However, a year before, you can still plan for the date and leave your opponents guessing. You have an advantage.
And you can spend like mad beforehand to assuage any lingering anger at previous scandals.
Few new ones are likely to surface. Last summer’s ATCO and Peel debacles were unusual; summer is usually a slow news period.
After a summer of record construction spending – like this one – an incumbent politician could trumpet their economic stewardship before the first debt payments come due.
Civil servants just negotiated a pay raise. And, after a sleepy summer spent camping and fishing, they’ll be relaxed and relatively content.
And, with mining exploration booming, there’s little reason to wait before dropping the writ.
Waiting would also give Willard Phelps’ new political party more time to organize and build a profile.
Besides, Fentie strongly believes in fall election campaigns.
He’s going to call it sometime before the important mining sector leaves for the winter – so sometime before November.
Which is probably why the government financial statements are so screwy.
Nobody wants to run on their economic record when it is built on mountains of debt.
So, he’s massaged the numbers to ensure the territory has a surplus. At least it has a surplus today, before any cost overruns or other supplementary expenditures drive things into the red.
Which is why a department like Health shows an “estimated” $18-million reduction in spending – to $230 million from $248 million – while officials, aware people don’t want health programs cut, say Ottawa will pony up more cash. Don’t worry, they say, Yukon will spend more on health than last year. It just doesn’t show on the ledger yet.
So, on paper, a smaller budget. In reality, spending will increase, thanks to some still-to-be-identified federal grants. Net effect on the deficit: zero.

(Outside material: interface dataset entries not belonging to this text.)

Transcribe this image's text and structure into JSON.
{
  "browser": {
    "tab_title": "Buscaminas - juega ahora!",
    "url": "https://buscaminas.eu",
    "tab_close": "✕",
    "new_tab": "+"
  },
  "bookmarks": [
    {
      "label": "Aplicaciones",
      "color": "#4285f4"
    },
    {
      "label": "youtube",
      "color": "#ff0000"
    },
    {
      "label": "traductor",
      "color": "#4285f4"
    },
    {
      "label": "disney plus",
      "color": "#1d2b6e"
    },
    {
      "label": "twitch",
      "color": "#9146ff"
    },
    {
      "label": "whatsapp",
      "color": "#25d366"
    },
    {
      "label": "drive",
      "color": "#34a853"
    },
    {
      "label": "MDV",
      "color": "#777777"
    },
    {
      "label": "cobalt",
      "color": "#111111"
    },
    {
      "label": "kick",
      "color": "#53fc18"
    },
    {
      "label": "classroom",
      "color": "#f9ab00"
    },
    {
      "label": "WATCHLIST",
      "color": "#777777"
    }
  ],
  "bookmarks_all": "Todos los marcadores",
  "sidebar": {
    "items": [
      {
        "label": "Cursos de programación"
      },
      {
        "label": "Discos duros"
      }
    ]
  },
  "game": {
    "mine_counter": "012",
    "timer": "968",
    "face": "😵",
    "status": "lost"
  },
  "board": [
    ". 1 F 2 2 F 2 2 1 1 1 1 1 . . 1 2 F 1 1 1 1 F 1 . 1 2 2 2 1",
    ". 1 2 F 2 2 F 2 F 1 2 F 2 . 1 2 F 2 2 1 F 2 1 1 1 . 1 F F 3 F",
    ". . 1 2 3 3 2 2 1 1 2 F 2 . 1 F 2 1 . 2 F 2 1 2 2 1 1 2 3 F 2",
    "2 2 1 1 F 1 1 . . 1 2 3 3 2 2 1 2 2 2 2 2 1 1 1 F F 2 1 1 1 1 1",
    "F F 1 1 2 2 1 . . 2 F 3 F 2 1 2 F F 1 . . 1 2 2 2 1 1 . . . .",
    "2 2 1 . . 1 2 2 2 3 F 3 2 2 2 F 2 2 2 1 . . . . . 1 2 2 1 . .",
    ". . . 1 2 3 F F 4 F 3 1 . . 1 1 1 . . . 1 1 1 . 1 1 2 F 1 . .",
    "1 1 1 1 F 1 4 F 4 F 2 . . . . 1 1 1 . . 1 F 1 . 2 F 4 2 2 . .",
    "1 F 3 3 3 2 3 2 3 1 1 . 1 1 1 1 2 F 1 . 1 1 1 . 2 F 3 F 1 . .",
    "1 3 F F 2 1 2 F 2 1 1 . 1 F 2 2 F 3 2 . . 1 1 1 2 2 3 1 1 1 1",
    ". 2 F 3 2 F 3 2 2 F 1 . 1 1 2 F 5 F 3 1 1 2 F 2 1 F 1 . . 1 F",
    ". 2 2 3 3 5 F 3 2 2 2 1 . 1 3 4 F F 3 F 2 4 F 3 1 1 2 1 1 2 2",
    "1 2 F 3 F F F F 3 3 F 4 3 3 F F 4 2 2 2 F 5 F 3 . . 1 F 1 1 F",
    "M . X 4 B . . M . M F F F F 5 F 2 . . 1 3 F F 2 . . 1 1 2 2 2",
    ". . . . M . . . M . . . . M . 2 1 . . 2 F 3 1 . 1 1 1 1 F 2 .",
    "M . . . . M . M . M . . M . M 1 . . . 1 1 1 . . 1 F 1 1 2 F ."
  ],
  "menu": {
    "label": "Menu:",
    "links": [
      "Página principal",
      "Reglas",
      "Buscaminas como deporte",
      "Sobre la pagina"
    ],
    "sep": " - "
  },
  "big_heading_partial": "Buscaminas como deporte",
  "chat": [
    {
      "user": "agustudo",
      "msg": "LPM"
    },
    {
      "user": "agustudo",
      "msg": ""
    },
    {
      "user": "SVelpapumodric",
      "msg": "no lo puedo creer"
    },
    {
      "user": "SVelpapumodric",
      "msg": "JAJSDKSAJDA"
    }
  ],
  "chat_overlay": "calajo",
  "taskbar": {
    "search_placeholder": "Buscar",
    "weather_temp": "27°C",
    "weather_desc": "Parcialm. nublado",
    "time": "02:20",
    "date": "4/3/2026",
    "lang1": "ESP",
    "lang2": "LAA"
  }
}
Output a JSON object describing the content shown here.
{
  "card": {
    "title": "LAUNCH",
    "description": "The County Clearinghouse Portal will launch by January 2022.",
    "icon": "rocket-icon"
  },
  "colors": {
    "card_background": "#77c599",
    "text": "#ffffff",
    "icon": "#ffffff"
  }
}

Do you buy it? And do you care?
A fall election depends on the answers to those questions.